**Goal of the exercise**
Everything from the line holding "What data populates" through the last line of the listing needs to be repeated exactly, with no other lines.

[[ Provided data open ]]

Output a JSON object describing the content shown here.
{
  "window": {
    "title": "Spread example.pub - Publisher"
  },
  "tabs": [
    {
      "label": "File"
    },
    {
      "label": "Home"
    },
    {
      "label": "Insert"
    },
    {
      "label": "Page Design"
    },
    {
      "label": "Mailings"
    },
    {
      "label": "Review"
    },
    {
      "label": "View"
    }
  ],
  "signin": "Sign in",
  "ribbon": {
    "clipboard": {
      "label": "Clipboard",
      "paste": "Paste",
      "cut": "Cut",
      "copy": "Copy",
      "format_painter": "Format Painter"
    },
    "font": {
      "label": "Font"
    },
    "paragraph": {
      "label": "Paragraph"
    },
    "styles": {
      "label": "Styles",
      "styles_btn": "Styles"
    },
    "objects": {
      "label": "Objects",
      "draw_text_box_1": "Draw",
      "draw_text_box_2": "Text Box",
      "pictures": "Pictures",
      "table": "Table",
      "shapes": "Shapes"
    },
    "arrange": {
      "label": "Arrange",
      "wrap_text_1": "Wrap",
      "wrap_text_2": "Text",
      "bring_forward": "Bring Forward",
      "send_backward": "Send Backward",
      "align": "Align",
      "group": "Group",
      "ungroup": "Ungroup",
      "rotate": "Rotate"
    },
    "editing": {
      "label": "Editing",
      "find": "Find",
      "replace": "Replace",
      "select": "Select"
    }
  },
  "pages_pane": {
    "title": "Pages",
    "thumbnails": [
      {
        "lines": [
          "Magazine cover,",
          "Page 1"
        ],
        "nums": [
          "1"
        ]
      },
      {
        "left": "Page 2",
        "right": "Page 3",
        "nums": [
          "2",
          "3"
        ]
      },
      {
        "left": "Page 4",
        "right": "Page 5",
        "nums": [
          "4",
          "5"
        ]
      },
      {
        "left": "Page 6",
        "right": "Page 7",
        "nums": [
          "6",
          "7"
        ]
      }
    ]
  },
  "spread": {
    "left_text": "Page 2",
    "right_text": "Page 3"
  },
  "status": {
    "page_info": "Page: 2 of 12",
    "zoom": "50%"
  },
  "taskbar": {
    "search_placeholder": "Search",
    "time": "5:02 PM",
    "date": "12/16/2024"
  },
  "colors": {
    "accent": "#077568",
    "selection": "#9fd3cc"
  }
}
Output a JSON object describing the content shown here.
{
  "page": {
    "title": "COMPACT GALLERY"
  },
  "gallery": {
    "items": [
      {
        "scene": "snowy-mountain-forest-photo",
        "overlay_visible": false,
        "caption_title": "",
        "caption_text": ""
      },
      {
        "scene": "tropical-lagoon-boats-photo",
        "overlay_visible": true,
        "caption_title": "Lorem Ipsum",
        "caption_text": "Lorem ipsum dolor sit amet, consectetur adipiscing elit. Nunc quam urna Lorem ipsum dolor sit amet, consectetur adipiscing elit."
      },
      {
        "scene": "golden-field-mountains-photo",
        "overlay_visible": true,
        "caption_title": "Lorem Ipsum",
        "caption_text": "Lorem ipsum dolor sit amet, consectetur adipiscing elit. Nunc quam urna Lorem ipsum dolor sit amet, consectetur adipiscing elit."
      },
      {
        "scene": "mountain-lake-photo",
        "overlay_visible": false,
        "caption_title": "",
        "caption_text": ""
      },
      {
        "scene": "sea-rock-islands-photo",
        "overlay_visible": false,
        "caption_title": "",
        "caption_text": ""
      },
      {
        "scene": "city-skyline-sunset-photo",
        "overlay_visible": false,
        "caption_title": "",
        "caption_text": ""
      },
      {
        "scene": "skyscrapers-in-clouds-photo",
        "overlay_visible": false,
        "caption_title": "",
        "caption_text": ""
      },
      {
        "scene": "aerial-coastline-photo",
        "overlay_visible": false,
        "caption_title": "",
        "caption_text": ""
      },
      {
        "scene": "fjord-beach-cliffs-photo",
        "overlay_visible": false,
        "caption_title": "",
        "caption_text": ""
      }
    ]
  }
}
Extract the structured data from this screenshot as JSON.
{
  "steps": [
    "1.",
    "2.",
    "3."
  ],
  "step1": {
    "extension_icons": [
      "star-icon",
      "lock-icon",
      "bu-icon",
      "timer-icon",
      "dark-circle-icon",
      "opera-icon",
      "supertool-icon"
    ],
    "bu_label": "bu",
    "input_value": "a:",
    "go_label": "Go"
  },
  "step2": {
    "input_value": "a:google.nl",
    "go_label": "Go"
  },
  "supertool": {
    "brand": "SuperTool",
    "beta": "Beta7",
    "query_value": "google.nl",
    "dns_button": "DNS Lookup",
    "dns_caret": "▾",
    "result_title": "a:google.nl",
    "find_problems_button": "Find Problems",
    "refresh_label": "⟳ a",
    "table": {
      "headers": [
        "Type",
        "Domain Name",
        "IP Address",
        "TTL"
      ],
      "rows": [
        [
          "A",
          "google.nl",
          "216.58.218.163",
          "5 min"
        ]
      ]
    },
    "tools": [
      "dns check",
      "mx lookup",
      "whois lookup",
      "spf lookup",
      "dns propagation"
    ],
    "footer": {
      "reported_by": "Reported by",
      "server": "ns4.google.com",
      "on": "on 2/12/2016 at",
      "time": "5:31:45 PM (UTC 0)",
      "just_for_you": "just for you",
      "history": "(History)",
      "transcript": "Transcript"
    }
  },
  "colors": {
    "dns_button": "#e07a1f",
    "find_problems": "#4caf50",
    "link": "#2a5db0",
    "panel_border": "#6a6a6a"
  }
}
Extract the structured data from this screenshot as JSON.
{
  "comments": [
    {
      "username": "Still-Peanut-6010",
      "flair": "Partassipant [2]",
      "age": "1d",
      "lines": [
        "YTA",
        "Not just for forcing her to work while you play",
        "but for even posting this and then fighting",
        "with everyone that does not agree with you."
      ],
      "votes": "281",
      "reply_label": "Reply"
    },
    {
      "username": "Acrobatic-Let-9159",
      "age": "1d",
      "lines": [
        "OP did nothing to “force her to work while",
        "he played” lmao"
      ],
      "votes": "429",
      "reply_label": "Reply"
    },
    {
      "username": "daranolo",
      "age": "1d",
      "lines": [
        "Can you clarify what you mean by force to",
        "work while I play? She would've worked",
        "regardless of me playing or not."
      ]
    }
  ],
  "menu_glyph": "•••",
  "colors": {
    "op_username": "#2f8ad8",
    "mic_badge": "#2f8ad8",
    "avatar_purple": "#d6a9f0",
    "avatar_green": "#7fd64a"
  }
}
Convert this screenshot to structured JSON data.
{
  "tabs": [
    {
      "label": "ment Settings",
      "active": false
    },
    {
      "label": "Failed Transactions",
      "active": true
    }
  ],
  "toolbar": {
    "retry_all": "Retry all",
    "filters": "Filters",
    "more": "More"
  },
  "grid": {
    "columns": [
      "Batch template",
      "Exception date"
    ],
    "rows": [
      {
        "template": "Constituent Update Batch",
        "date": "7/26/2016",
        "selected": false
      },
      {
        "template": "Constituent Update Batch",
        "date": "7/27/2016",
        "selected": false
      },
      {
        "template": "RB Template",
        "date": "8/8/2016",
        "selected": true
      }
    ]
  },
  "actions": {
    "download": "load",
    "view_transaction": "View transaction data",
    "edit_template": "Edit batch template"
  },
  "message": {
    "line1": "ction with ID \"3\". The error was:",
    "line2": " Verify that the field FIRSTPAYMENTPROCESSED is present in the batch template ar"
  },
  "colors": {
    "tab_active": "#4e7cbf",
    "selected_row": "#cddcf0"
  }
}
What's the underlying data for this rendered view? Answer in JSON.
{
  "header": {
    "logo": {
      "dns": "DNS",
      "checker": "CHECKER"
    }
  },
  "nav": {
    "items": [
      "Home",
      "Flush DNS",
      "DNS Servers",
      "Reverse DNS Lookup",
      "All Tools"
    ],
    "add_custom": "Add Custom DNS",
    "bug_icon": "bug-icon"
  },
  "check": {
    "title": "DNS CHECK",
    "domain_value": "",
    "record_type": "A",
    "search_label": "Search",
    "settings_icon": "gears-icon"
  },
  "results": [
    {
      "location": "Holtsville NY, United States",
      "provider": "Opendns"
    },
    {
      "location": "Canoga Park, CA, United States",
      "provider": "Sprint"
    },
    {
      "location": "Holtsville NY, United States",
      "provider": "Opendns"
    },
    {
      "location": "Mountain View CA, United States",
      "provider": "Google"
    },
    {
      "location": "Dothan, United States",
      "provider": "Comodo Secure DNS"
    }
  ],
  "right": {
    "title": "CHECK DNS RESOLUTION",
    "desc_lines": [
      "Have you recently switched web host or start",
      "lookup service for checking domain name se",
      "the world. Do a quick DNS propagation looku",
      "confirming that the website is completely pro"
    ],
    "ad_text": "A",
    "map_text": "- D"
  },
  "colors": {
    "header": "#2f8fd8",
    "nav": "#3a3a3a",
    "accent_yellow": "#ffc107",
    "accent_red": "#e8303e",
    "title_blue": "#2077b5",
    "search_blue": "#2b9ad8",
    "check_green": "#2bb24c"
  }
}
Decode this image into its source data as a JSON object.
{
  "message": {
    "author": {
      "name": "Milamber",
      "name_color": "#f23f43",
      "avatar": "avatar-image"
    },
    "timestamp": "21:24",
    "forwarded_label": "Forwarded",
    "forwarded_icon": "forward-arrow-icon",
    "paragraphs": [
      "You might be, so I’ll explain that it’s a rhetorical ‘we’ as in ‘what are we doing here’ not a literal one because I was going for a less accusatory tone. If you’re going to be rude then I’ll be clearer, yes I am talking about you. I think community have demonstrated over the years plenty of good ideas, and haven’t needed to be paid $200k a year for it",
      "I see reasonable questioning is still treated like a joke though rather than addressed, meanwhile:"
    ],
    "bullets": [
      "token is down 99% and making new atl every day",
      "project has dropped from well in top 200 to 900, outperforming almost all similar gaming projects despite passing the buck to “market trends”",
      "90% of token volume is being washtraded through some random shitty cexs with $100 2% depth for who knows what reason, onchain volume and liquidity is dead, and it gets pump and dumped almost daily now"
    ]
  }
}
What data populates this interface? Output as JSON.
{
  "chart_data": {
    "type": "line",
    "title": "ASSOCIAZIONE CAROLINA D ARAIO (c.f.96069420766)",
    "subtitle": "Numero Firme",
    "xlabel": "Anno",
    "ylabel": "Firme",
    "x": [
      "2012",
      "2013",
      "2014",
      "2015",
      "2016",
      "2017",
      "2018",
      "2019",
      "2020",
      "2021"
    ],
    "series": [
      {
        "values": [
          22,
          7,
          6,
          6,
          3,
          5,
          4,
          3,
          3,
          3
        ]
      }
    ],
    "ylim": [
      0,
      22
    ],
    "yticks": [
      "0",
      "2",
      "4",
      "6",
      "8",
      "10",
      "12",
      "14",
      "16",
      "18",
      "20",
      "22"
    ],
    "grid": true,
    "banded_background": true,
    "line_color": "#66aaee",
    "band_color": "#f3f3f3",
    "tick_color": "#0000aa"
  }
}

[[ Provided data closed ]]

**Solution**
What data populates this interface? Output as JSON.
{
  "chart_data": {
    "type": "line",
    "title": "ASSOCIAZIONE CAROLINA D ARAIO (c.f.96069420766)",
    "subtitle": "Numero Firme",
    "xlabel": "Anno",
    "ylabel": "Firme",
    "x": [
      "2012",
      "2013",
      "2014",
      "2015",
      "2016",
      "2017",
      "2018",
      "2019",
      "2020",
      "2021"
    ],
    "series": [
      {
        "values": [
          22,
          7,
          6,
          6,
          3,
          5,
          4,
          3,
          3,
          3
        ]
      }
    ],
    "ylim": [
      0,
      22
    ],
    "yticks": [
      "0",
      "2",
      "4",
      "6",
      "8",
      "10",
      "12",
      "14",
      "16",
      "18",
      "20",
      "22"
    ],
    "grid": true,
    "banded_background": true,
    "line_color": "#66aaee",
    "band_color": "#f3f3f3",
    "tick_color": "#0000aa"
  }
}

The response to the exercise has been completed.